Friday, July 3, 2015

A Farewell to the Big Bookstore

I have always loved bookstores, especially the little ones that hold hidden discoveries and the bigger independent ones that contain carefully selected stock of the essentials. In the not-so-old days, I even liked the mega stores, for a different reason: You could usually find the book you needed.

I love to find the out-of-the way stores, still, but it has also been a practice of my family to sometimes go to dinner and then to the big bookstore to pick up a new treat, especially as summer kicks in. But it's just not fun, for me, anymore. That makes me pretty sad.

I hear the remaining big bookstores are still doing well and I am glad. I'm also glad the book is faring well against the e-book. I realize, however, that they are doing well because they are stocking what sells: "Teen Paranormal" and various other popular series. As for the rest? Forget it.

If you are a real reader with a literary background, don't consider looking for an out of the way Theodore Dreiser; you'll find only Sister Carrie. Jack London? Forget The Sea Wolf; you'll find only White Fang. I suppose they need to save room for Fifty Shades of Grey and the latest installment of Young, Handsome Vampires on Prom Night. (Okay -- I made that one up.)

My kinda bookstore. 
I'm not trying to be curmudgeonly. I have no problem with light reading or with popular fiction. I just hate to see it push out the wonderland of undiscovered stuff I could once wander through at a Borders or Barnes and Noble. Last trip, I had a heck of a time finding something I wanted to read. I did wind up finding Vonnegut's Mother Night, which was an exceptional book, but this was only after I had slogged my way up to various other dead-ends in pursuit of authors whose work I wanted to explore more deeply. I had "settled" because Vonnegut was in stock in numbers few other top-notch authors are.

I understand that, from a business perspective, bookstores are doing what they need to do to survive and I would rather see them survive than bend to my stuffy will and fold -- I just wish it didn't have to be so.

So, now, it's either trips into the city (and good luck there, too, finding the little shops) or it's onto the web to get what I need. There used to be two little bookstores five minutes from my house. I just miss them and the trips on my bike, on foot or through the heavy summer evening air that made them feel like a cool conclusion to an occasional little quest.

I miss a lot of stuff, but I guess that's getting older.

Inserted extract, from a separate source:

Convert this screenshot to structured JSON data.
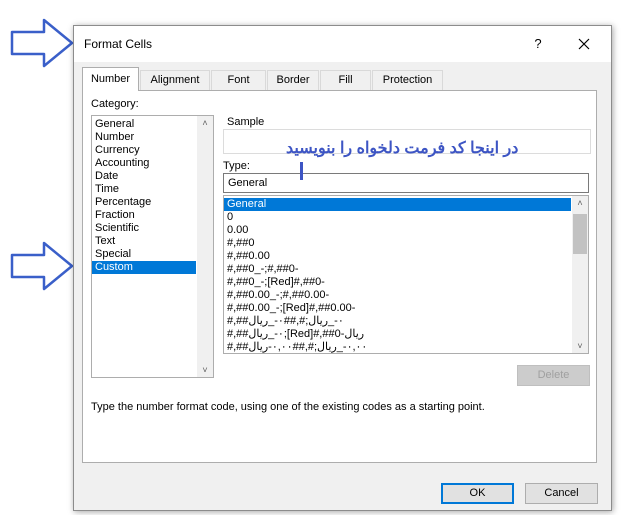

  1. But don't forget there's that whole lovely parallel economy of the secondhand - whether it be books or clothing, I love it. Steerforth of course should be the first stop for secondhand books, although I'm not always keen to wait for things to be posted and so I prefer the non-digital world in the form of a place round the corner from me in Brussels called Pele Mele, where I head with a string bag and a greed for books that usually outdoes my ability to read all I buy there, (the mere acquisition of tempting volumes is a pleasure though, because you already imagine the fun they will give you when you get around to reading them, even if they do end up sitting on your shelves for a year or more first). In a world of too much choice - and of choice that is configured to some notion of the market rather than some notion of you the individual - I rather like the restrictions imposed by what's available secondhand. It is as if an anonymous hand has, to use the vogue term, 'curated' your choice, rather than a big corporation. Interesting you mention Theodore Dreiser - I bought a couple of his at a secondhand bookstore in Budapest and then didn't read them out of disgust, because both editions, I noticed when I got them home, were Soviet, and so I thought, 'If the Soviets approved of him, I don't want to waste my time reading him'. I will have to revise my approach and give him a go next time I'm there.

    1. Hi, Zoe -- I love looking through second hand bookstores, too - I just wish I had some nearer to me. I do need to check out Steerforth's wares. He is a humble sort who doesn't self-promote on his blog like I do, so I haven't found his book site yet. I'll have to make a better effort. As for Dreiser, I hated Sister Carrie, in high school, but with American writers I often find that the "deeper cuts" of their work is better. In terms of, say, Fitzgerald, I have never been a great fan of Gatsby, but I liked Tender is the Night very much. Here's hoping, with Dreiser (that Pinko) .

  2. Looking back, I'm struck by how brief the golden age of the bookstore actually was. In the early 1990s, when I was in college, a Borders opened in central New Jersey near my home, and I was stunned: shelf after shelf of "Medieval Studies" books alone. (My girlfriend at the time, visiting from another state, was so impressed with the place—books! coffee!—that she bought a souvenir t-shirt.) Before that, "bookstores" had been small places in malls that stocked only bestsellers. This golden age of the book superstore was over by 2008 or so, killed by the Internet even before the rise of the e-book. Only a few of us of a certain age are ever going to remember that such places existed, and that they didn't live past their teenage years...

    1. I guess, Jeff, it was a hiccup of anticipation of the internet market that was coming. Someone knew instant availability was the future, but didn't anticipate complete virtual connection. I remember that stunned feeling, too: "All these books in one place on one subject? Someone pinch me..."